Records from a data collection
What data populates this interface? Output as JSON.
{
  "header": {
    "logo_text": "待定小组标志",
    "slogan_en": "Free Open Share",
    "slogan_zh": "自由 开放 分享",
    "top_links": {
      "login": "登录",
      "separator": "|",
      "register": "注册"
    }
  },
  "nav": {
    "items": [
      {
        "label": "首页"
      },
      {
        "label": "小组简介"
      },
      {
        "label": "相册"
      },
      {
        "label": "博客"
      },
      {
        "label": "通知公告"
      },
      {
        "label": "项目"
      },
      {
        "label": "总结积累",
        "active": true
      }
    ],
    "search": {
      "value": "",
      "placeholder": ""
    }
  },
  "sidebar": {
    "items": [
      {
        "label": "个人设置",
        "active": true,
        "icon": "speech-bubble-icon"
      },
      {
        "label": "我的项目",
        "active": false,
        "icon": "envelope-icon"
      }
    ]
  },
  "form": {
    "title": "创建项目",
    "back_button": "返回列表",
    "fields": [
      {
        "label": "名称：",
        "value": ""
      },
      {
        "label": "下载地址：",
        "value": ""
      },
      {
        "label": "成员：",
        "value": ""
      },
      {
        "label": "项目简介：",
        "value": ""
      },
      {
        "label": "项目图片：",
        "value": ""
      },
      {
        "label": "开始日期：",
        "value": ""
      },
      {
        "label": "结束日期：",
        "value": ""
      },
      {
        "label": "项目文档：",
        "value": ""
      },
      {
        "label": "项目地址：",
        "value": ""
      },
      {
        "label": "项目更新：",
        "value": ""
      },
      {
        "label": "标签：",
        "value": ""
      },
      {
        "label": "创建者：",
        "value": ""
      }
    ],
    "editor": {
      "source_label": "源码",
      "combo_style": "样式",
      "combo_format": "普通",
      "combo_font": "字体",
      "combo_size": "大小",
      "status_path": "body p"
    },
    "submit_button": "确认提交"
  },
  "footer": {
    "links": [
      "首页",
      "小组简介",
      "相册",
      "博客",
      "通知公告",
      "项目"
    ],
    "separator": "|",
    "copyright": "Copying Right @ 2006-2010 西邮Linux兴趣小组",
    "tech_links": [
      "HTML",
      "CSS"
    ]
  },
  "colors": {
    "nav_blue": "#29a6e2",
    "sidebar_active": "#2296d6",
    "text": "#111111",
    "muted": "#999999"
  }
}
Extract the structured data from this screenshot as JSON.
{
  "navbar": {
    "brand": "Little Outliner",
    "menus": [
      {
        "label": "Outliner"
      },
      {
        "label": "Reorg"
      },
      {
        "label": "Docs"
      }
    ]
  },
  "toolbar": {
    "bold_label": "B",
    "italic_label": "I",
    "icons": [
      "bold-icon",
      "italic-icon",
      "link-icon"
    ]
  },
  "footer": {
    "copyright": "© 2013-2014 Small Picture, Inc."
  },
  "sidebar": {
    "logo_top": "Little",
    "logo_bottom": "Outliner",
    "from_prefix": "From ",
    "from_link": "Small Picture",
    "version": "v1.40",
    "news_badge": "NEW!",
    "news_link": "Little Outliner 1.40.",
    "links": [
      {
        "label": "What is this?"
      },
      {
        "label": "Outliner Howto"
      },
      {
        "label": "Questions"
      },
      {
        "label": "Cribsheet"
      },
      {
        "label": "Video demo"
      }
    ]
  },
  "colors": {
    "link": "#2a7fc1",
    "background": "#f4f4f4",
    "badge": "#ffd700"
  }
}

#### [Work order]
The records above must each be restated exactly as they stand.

#### [Solution for this problem]
What data populates this interface? Output as JSON.
{
  "header": {
    "logo_text": "待定小组标志",
    "slogan_en": "Free Open Share",
    "slogan_zh": "自由 开放 分享",
    "top_links": {
      "login": "登录",
      "separator": "|",
      "register": "注册"
    }
  },
  "nav": {
    "items": [
      {
        "label": "首页"
      },
      {
        "label": "小组简介"
      },
      {
        "label": "相册"
      },
      {
        "label": "博客"
      },
      {
        "label": "通知公告"
      },
      {
        "label": "项目"
      },
      {
        "label": "总结积累",
        "active": true
      }
    ],
    "search": {
      "value": "",
      "placeholder": ""
    }
  },
  "sidebar": {
    "items": [
      {
        "label": "个人设置",
        "active": true,
        "icon": "speech-bubble-icon"
      },
      {
        "label": "我的项目",
        "active": false,
        "icon": "envelope-icon"
      }
    ]
  },
  "form": {
    "title": "创建项目",
    "back_button": "返回列表",
    "fields": [
      {
        "label": "名称：",
        "value": ""
      },
      {
        "label": "下载地址：",
        "value": ""
      },
      {
        "label": "成员：",
        "value": ""
      },
      {
        "label": "项目简介：",
        "value": ""
      },
      {
        "label": "项目图片：",
        "value": ""
      },
      {
        "label": "开始日期：",
        "value": ""
      },
      {
        "label": "结束日期：",
        "value": ""
      },
      {
        "label": "项目文档：",
        "value": ""
      },
      {
        "label": "项目地址：",
        "value": ""
      },
      {
        "label": "项目更新：",
        "value": ""
      },
      {
        "label": "标签：",
        "value": ""
      },
      {
        "label": "创建者：",
        "value": ""
      }
    ],
    "editor": {
      "source_label": "源码",
      "combo_style": "样式",
      "combo_format": "普通",
      "combo_font": "字体",
      "combo_size": "大小",
      "status_path": "body p"
    },
    "submit_button": "确认提交"
  },
  "footer": {
    "links": [
      "首页",
      "小组简介",
      "相册",
      "博客",
      "通知公告",
      "项目"
    ],
    "separator": "|",
    "copyright": "Copying Right @ 2006-2010 西邮Linux兴趣小组",
    "tech_links": [
      "HTML",
      "CSS"
    ]
  },
  "colors": {
    "nav_blue": "#29a6e2",
    "sidebar_active": "#2296d6",
    "text": "#111111",
    "muted": "#999999"
  }
}
Extract the structured data from this screenshot as JSON.
{
  "navbar": {
    "brand": "Little Outliner",
    "menus": [
      {
        "label": "Outliner"
      },
      {
        "label": "Reorg"
      },
      {
        "label": "Docs"
      }
    ]
  },
  "toolbar": {
    "bold_label": "B",
    "italic_label": "I",
    "icons": [
      "bold-icon",
      "italic-icon",
      "link-icon"
    ]
  },
  "footer": {
    "copyright": "© 2013-2014 Small Picture, Inc."
  },
  "sidebar": {
    "logo_top": "Little",
    "logo_bottom": "Outliner",
    "from_prefix": "From ",
    "from_link": "Small Picture",
    "version": "v1.40",
    "news_badge": "NEW!",
    "news_link": "Little Outliner 1.40.",
    "links": [
      {
        "label": "What is this?"
      },
      {
        "label": "Outliner Howto"
      },
      {
        "label": "Questions"
      },
      {
        "label": "Cribsheet"
      },
      {
        "label": "Video demo"
      }
    ]
  },
  "colors": {
    "link": "#2a7fc1",
    "background": "#f4f4f4",
    "badge": "#ffd700"
  }
}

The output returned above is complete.